In a very recent application, Brandice Canes-Wrone et al. examine the role of uncertainty in producing political business cycles, and find that policy uncertainty leads businesses and households to postpone important economic decisions, leading to what they call a reverse political business cycle. A reverse political business cycle is the opposite of the opportunistic political business cycle developed in the previous literature, and entails pre-election economic declines. Following a similar route as Alt and Lassen, they test their hypotheses specifically amongst OECD countries, although they test in ten rather than seventeen. They discuss formal models, both of their own construction as well as in the literature, and conclude that regardless of the specifics of the formalization, uncertainty induces a reduction in investment that is costly to reduce, or what they call irreversible investment. Their theory, which applies strictly to the OECD, predicts that we should observe periods of economic decline prior to elections, depending on the competitiveness of the election and the polarization of the system. However, because their theory makes predicts about only certain parts of the economy-- those dominated by irreversible investment-- their theory allows for the existence of other types of political business cycles to exist simultaneously, in other parts of the economy, such as total GDP and other sectors of the economy.

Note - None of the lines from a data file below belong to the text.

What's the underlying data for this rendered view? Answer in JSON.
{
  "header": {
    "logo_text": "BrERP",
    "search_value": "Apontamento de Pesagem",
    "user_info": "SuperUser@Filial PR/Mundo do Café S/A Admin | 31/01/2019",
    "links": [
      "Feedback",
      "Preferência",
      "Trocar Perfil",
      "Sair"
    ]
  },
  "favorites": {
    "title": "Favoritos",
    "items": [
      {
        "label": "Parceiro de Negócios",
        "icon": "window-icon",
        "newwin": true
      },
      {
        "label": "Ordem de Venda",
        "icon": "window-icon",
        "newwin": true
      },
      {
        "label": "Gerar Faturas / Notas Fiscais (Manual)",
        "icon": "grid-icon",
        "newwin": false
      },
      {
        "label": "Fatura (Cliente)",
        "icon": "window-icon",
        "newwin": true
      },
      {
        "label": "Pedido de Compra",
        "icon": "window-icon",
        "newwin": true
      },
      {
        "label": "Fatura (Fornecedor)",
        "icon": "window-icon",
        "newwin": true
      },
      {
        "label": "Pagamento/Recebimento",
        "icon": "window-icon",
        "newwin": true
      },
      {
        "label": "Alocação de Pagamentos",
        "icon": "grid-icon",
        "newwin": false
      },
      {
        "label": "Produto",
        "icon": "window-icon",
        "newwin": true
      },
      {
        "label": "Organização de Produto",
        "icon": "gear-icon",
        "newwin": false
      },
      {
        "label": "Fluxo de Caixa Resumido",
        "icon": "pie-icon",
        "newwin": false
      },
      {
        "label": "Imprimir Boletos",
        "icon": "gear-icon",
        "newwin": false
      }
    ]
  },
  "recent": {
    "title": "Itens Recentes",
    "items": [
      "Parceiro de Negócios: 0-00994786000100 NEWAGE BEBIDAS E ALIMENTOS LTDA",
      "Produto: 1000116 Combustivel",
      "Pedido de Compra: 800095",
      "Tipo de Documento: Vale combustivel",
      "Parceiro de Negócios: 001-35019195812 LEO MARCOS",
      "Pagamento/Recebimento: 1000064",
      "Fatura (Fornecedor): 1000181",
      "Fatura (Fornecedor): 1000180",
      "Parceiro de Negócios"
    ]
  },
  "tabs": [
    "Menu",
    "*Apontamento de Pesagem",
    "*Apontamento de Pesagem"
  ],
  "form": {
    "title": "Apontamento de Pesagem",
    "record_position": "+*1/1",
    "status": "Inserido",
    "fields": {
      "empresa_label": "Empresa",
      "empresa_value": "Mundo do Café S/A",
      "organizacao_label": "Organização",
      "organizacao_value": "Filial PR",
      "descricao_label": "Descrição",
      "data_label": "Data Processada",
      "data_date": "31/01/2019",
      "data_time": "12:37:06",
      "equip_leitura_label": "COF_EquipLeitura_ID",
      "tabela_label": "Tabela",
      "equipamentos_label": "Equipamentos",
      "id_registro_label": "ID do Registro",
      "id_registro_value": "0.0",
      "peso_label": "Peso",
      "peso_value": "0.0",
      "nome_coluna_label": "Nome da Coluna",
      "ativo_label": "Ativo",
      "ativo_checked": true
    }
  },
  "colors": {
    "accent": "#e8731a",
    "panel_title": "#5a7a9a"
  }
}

To test their theory, they collect and analyze quarterly data on nongovernmental gross fixed capital formation (GFCF). Fixed capital formation refers to things that are big, expensive, and hard to undo, hard to move, or hard to sell at anything but fire-sale prices in case of adverse policy shifts, such as machinery, heavy equipment, or construction. GFCF includes both household and business fixed capital investments, and they suggest that because businesses are likely to delay investment in the face of electoral uncertainty, households may follow their cue without knowing why the investments are being delayed. This is in a footnote and not expanded upon in any depth, but I suspect this is because pay cuts, or lack of raises, follows from the delayed business investment, which would lead to households being largely unable to make large investments. The year-over-year growth or decline in the GFCF serves as their dependent variable. They measure polarization based on manifesto scaling of a party's position on various dimensions including state involvement in the economy, the minimum being 0.01 in Germany in 1992 and the maximum being "greater than 5" in Australia in 1976. (Unfortunately, it's unclear if this measure of polarization meshes with Alt and Lassen's measure, because Alt and Lassen don't mention years in their descriptive statistics.) Rather than use the direct scores on this model, they create dummy variables for above average polarization and below average polarization. They base their measure of competitiveness on survey data, and again create dummy variables for above and below average competitiveness. They control for other economic conditions and, to address Hibbs, they control for partisanship. Ultimately, their analysis finds evidence, across a variety of model specifications, that fixed capital investment drops when partisanship, competitiveness, or both are high, and not otherwise. In addition, they find that if GFCF is removed from GDP, there is evidence that opportunistic per-election political business cycles exist.